(Collected data)

= Beginning of Section =

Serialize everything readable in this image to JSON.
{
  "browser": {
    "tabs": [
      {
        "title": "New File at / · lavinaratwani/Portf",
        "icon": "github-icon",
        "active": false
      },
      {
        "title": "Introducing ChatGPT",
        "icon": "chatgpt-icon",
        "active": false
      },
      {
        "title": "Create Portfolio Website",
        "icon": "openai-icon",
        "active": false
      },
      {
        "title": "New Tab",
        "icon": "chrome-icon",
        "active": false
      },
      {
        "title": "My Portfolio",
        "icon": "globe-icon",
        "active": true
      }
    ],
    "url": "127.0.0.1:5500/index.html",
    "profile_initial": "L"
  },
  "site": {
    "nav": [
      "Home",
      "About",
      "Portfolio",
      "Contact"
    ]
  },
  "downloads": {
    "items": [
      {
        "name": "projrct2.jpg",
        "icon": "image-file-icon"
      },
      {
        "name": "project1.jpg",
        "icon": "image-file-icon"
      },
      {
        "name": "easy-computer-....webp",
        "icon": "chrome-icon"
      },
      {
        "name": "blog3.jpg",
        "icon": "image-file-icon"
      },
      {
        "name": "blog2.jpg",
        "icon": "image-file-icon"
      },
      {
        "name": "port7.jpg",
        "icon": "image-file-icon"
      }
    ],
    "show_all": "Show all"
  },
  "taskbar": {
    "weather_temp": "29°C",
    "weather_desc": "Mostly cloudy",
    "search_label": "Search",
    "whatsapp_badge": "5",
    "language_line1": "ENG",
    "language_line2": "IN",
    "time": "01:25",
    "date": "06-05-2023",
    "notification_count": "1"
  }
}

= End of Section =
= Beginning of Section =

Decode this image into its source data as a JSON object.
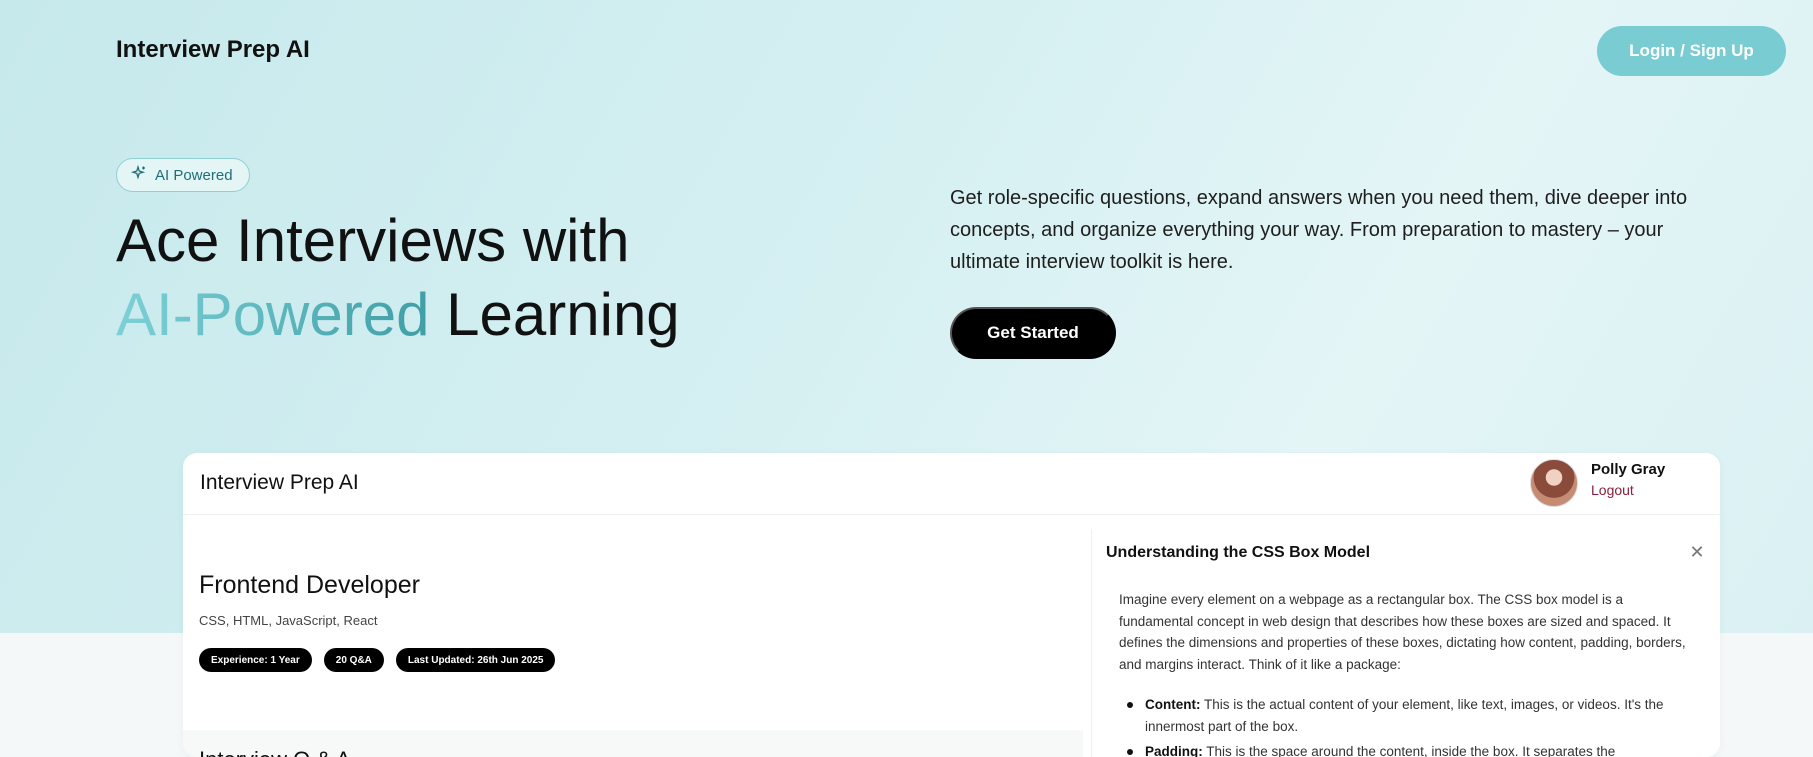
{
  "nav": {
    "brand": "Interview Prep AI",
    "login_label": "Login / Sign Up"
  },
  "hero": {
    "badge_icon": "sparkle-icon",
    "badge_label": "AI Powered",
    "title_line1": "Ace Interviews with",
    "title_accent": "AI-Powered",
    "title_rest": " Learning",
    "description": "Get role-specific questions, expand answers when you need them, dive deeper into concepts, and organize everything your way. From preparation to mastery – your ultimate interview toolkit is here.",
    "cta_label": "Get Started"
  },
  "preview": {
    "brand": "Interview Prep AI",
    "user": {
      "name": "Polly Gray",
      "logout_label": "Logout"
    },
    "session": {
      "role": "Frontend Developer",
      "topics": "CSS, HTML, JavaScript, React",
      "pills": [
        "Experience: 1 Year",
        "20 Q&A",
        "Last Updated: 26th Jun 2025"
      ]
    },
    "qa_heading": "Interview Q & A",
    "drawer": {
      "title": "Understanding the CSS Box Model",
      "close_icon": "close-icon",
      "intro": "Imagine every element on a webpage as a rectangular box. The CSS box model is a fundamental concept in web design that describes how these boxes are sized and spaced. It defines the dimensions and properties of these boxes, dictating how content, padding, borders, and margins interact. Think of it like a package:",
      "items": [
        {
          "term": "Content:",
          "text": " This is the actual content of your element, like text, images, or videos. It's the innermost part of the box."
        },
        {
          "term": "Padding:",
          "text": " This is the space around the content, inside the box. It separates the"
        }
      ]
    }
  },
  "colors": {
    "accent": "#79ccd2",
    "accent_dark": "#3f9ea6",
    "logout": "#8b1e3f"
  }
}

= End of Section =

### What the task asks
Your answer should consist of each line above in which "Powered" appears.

### Task output
    "badge_label": "AI Powered",
    "title_accent": "AI-Powered",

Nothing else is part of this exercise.